Defenders of Wildlife and Audubon of Kansas are seeking stronger protections today for federally-protected animals that feed on poisoned prairie dogs. In addition to black-footed ferrets, many birds and raptors, including burrowing owls, bald and golden eagles, Swainson’s hawks, ferruginous hawks and turkey vultures, are at risk from use of these chemicals.  

Rozol contains blood-thinning drugs that cause poisoned prairie dogs to slowly bleed to death through “various orifices, including eventually the skin membranes,” according to the U.S. Fish and Wildlife Service in a letter to the EPA opposing the registration.  Predators and scavengers are secondarily exposed to the poison when they consume dead and dying prairie dogs that have eaten Rozol pellets.
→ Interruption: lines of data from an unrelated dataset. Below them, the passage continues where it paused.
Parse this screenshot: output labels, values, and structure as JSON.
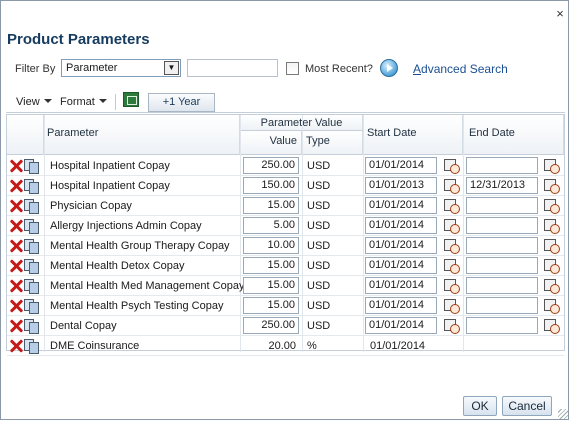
{
  "dialog": {
    "close_glyph": "×",
    "title": "Product Parameters"
  },
  "filter": {
    "label": "Filter By",
    "select_value": "Parameter",
    "text_value": "",
    "most_recent_label": "Most Recent?",
    "most_recent_checked": false,
    "advanced_search_prefix": "A",
    "advanced_search_rest": "dvanced Search"
  },
  "toolbar": {
    "view_label": "View",
    "format_label": "Format",
    "export_icon": "excel-export-icon",
    "plus_year_label": "+1 Year"
  },
  "table": {
    "headers": {
      "parameter": "Parameter",
      "parameter_value": "Parameter Value",
      "value": "Value",
      "type": "Type",
      "start_date": "Start Date",
      "end_date": "End Date"
    },
    "rows": [
      {
        "parameter": "Hospital Inpatient Copay",
        "value": "250.00",
        "type": "USD",
        "start": "01/01/2014",
        "end": "",
        "editable": true
      },
      {
        "parameter": "Hospital Inpatient Copay",
        "value": "150.00",
        "type": "USD",
        "start": "01/01/2013",
        "end": "12/31/2013",
        "editable": true
      },
      {
        "parameter": "Physician Copay",
        "value": "15.00",
        "type": "USD",
        "start": "01/01/2014",
        "end": "",
        "editable": true
      },
      {
        "parameter": "Allergy Injections Admin Copay",
        "value": "5.00",
        "type": "USD",
        "start": "01/01/2014",
        "end": "",
        "editable": true
      },
      {
        "parameter": "Mental Health Group Therapy Copay",
        "value": "10.00",
        "type": "USD",
        "start": "01/01/2014",
        "end": "",
        "editable": true
      },
      {
        "parameter": "Mental Health Detox Copay",
        "value": "15.00",
        "type": "USD",
        "start": "01/01/2014",
        "end": "",
        "editable": true
      },
      {
        "parameter": "Mental Health Med Management Copay",
        "value": "15.00",
        "type": "USD",
        "start": "01/01/2014",
        "end": "",
        "editable": true
      },
      {
        "parameter": "Mental Health Psych Testing Copay",
        "value": "15.00",
        "type": "USD",
        "start": "01/01/2014",
        "end": "",
        "editable": true
      },
      {
        "parameter": "Dental Copay",
        "value": "250.00",
        "type": "USD",
        "start": "01/01/2014",
        "end": "",
        "editable": true
      },
      {
        "parameter": "DME Coinsurance",
        "value": "20.00",
        "type": "%",
        "start": "01/01/2014",
        "end": "",
        "editable": false
      }
    ]
  },
  "footer": {
    "ok_label": "OK",
    "cancel_label": "Cancel"
  },
  "colors": {
    "title": "#153b5e",
    "link": "#1b4f94",
    "delete_icon": "#c41a1a",
    "border": "#c4cfd9"
  }
}
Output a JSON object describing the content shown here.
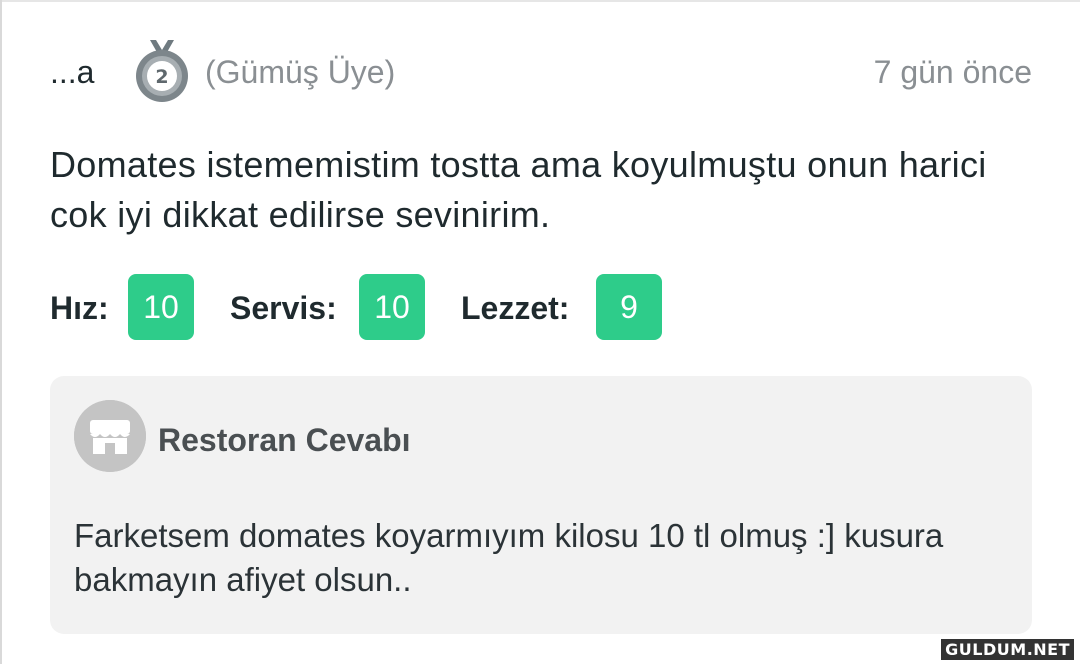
{
  "review": {
    "username": "...a",
    "medal_icon": "silver-medal-icon",
    "medal_number": "2",
    "member_level": "(Gümüş Üye)",
    "timestamp": "7 gün önce",
    "text": "Domates istememistim tostta ama koyulmuştu onun harici cok iyi dikkat edilirse sevinirim."
  },
  "ratings": [
    {
      "label": "Hız:",
      "score": "10"
    },
    {
      "label": "Servis:",
      "score": "10"
    },
    {
      "label": "Lezzet:",
      "score": "9"
    }
  ],
  "reply": {
    "icon": "store-icon",
    "title": "Restoran Cevabı",
    "text": "Farketsem domates koyarmıyım kilosu 10 tl olmuş :] kusura bakmayın afiyet olsun.."
  },
  "watermark": "GULDUM.NET",
  "colors": {
    "score_bg": "#2ecc8a",
    "muted_text": "#8a8f93",
    "reply_bg": "#f2f2f2"
  }
}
The U.S. District Court for the District of Columbia ruled in favor of Defenders in July 2011, holding that EPA violated the ESA.  Under the terms of the ruling, EPA withdrew registration for Rozol Prairie Dog Bait in four states pending completion of endangered species review with the FWS. 

Related Documents

Press Release (09/23/2009)

Complaint (09/23/09)

Co-filers:

Defenders of Wildlife, Audubon of Kansas